When the Lost Want to Come Home
I recognized my friend’s number on caller ID and had mixed feelings about answering my phone. A call from her usually meant at least a half hour of listening to a heartbroken mom whose wayward son had done another unspeakable act of rebellion. Drugs, car wrecks, theft, dishonoring rage, getting a girl pregnant… If there was a top 10 list of stupid self-destructive behavior, he was going for it.
I was surprised when her greeting was upbeat and excited. She had just heard from her son and he said he was at the end of his rope. He even expressed remorse as he talked about whether or not his life would ever get better. It took all of her resolve to keep up her tough love demeanor throughout the conversation because she wanted to make sure, in the midst of her excitement, she didn’t let him off the hook and circumvent the work God was doing through these natural consequences.
She was hopeful, as any of us Moms would be, about the prospect of having her prodigal come home and of seeing God answer a lifetime of earnest prayers. But as a single Mom, she needed to bounce this off of someone else to make sure she responded in a way that showed God’s grace but didn’t get taken advantage of again.
As she asked for my advice, I walked to our bookshelf and pulled out a copy of Why Christian Kids Rebel. This book has helped countless parents turn heartache to hope or even avoid the whole rebellion thing altogether. I told her to get her copy of this book that I had given to her and we both turned toward the back of the book to a section titled “Restoring a Rebellious Child”.
Here are the things we talked about and in sharing them with you, it’s my hope that if you’re in this situation or ever find yourself there, these principles can help you welcome home your lost child.
- Talk things out with God before you discuss them with your rebellious child. Talk with Him, but also listen to Him. God speaks very clearly to us through His Word.

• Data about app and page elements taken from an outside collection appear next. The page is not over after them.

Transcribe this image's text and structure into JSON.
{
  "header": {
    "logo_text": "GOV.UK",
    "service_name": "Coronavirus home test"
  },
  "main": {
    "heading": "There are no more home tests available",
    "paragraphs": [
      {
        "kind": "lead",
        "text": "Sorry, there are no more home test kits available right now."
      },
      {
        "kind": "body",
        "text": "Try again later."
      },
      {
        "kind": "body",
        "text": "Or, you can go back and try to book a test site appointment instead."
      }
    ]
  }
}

- Take the first step, Even though they don’t deserve it, move toward them. Don’t let your flesh do the talking or allow your wounded heart to call the shots.

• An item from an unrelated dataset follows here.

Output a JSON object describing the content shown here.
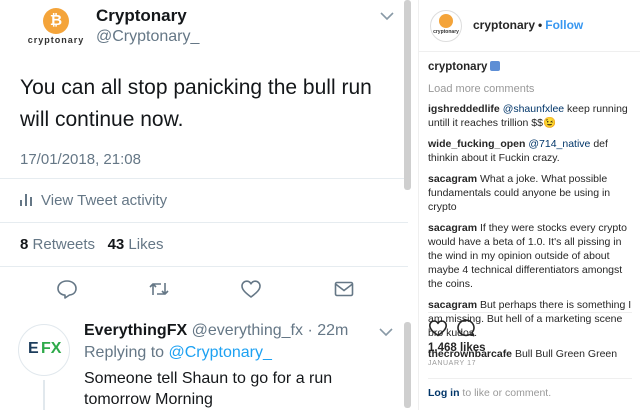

- Own up to the negative part you played. No parent is perfect. Don’t try to explain why you did what you did. Just ask for forgiveness.
- Deal with the problem, not the person. This is not a time to attach blame to their actions or to rehearse your hurt. Ask God to show His grace through you.
- Figure out how you can cooperate rather than compete. When it comes to standards, look for some common ground where you and your child can both agree. Your goal is unity, not victory.
- Don’t aim at resolving; aim at restoring. There’s no way you’re going to agree on everything. That’s where house rules and boundaries come in to play. Your goal is restoration of the relationship between you and your child. When this happens, many of your differences will fade.
As with my friend, my hope is that these suggestions will guide you as you begin the healing process necessary for both you and your child after the heartbreaking journey of rebellion.
God’s heart has been broken over and over again by His rebellious children-us. After allowing us to go our way and suffer the consequences, here is how He responds to our desire to come home.
… But while he was still a long way off, his father saw him and felt compassion, and ran and embraced him and kissed him—Luke 15:20.
If you’ve got a prodigal child, keep looking for him or her to come back over the horizon. God is a God of hope and healing. And His grace truly is amazing.
Here’s to sheep lost and love found.
Written by Darcy Kimmel